As Apple is increasingly moving the supply of its modems from Qualcomm to Intel, this could suggest that an acquisition is imminent, which, if it occurs, may allow Intel to provide an increasing number of components. It is also worth noting that Apple, unlike some other smartphone vendors, does not have an integrated modem and application processor platform; it only owns the application processor, not the modem. Indeed, Apple is currently the only major smartphone vendor that has modem-only supply for its devices. This could further the likelihood of Apple acquiring Intel’s modem business for smartphones and could help increase the number of components that Apple makes in-house, allowing it to own a modem and have Intel as its exclusive provider, which it virtually is anyway in the smartphone market. This acquisition would help reduce the amount of time for Apple to transfer over to 5G, as Intel is doing well in that area.

Which Apple Suppliers Will Remain in the Future?


Apple’s changing supplier strategy has often had an adverse effect on those companies, as any contract held with Apple can become a large source of revenue for a supplier. Notably, in 2017 the company dropped Imagination Technologies as a supplier of mobile graphics components (Apple was its biggest supplier), instead moving its development in-house, resulting in the A11 Bionic chip in the iPhone 8 and iPhone X. Imagination’s stock price halved overnight and 6 months after this move, Imagination agreed to sell itself to Canyon Bridge, a Silicon Valley private equity firm backed by Chinese fund Yitai Capital for US$743.2 million.

Apple’s expected 20% drop in component orders, as well as the probable move to Intel from Qualcomm, and the drop in PMIC orders from Dialog Semiconductors, as mentioned above, (which will likely see a drop in revenue to which Apple contributed 77% in 2017), indicate that may companies in the supply chain will again have to deal with this change.

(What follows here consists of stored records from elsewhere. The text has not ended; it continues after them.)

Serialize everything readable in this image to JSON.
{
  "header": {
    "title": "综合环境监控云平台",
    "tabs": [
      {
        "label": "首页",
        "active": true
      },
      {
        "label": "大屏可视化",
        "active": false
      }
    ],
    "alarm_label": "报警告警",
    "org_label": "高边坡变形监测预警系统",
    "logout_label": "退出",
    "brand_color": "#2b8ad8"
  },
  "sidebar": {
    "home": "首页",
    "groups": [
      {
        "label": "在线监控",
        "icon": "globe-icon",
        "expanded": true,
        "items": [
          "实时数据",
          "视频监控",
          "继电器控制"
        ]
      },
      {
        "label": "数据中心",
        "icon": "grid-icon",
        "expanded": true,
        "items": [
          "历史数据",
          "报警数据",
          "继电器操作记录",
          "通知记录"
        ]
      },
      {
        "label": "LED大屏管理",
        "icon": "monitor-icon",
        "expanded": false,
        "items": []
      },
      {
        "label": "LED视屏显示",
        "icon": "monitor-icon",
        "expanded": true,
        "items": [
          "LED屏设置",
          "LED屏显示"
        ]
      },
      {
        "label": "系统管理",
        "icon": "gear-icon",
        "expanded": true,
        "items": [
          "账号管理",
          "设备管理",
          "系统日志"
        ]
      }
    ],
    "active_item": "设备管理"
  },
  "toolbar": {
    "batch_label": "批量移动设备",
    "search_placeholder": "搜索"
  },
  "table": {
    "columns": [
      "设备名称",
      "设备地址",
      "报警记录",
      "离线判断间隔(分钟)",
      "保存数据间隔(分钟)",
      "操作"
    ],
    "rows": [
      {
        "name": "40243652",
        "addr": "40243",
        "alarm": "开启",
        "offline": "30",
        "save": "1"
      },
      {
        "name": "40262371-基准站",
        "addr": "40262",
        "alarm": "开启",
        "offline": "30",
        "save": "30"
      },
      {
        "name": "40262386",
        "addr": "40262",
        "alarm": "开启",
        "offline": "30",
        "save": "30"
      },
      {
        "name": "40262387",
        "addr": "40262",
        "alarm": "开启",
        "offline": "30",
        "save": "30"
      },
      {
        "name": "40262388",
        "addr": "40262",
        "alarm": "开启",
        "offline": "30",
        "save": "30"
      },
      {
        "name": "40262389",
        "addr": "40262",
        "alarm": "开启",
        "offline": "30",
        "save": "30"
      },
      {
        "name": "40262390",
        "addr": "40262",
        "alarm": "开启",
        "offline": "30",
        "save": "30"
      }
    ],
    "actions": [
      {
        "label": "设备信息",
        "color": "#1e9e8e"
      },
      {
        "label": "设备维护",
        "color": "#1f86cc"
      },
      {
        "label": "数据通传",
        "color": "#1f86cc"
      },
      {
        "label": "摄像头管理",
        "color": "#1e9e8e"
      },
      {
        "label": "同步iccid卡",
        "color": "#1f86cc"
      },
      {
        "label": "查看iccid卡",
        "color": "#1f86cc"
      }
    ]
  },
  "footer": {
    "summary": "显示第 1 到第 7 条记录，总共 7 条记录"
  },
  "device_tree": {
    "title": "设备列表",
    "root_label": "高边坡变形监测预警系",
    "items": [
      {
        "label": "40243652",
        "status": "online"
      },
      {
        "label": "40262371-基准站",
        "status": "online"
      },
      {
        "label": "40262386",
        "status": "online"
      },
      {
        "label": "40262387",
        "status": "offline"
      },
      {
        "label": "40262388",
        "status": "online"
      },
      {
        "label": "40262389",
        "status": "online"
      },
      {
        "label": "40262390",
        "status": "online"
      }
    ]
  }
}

They will need to either form new partnerships, make acquisitions, or go looking for new clients. For example, if Apple does go down the route of acquiring a company like Qorvo, this could be beneficial for companies like Qualcomm, as it is likely that Qorvo’s current clients would have to look elsewhere for components after the acquisition.Other companies that supply components to Apple that may be affected by a change in Apple’s supply strategy include TSMC (Apple is one of TSMCs largest mobile chip customers and could lose out if the supply strategy changes), Samsung (Apple could be moving from Samsung to LG for OLED), LG Display (could be affected by the change to OLED and MicroLED), Japan Display (could be affected by the change to OLED and MicroLED), Cirrus Logic (share price fell after Apple announced a drop in component orders), Skyworks (share price fell after Apple announced a drop in component orders), Avago (could be a potential acquisition for Apple), and Murata (could be a potential acquisition for Apple).

It is still not known exactly what the reason is for Apple’s drop in component orders (e.g., the company being conservative about iPhone shipment numbers or taking the design in-house); however, the fact that the company is looking to update a large number of its components, including moving to 5G and OLED and that it has begun to switch from Qualcomm to Intel suggests that an acquisition is imminent. On top of this, Apple has been gradually bringing more of its design in-house, thanks to previous acquisitions of companies like mobile processor company P.A. Semi and Intrinsity, flash controller company Anobit, and fingerprint security company AuthenTec, which have helped with this effort. It is more than likely that Apple will look to acquire more companies, such as Intel’s modem business for smartphones or Qorvo, to help increase the number of components that are designed and built in-house. Apple is looking to bring its components in-house in order to help control the supply chain to ensure that the parts are built as required and to control the cost of the parts that are built. If the company acquires a modem business and an RF business, and makes its own MicroLED, there are very few parts left to outsource; in the iPhone X, Qualcomm and Intel supplied the modems, NXP supplied the NFC chip, Toshiba supplied the flash storage, Cirrus supplied the audio components, and Skyworks, Cirrus, Texas Instruments, and STMicroelectronics supplied other components.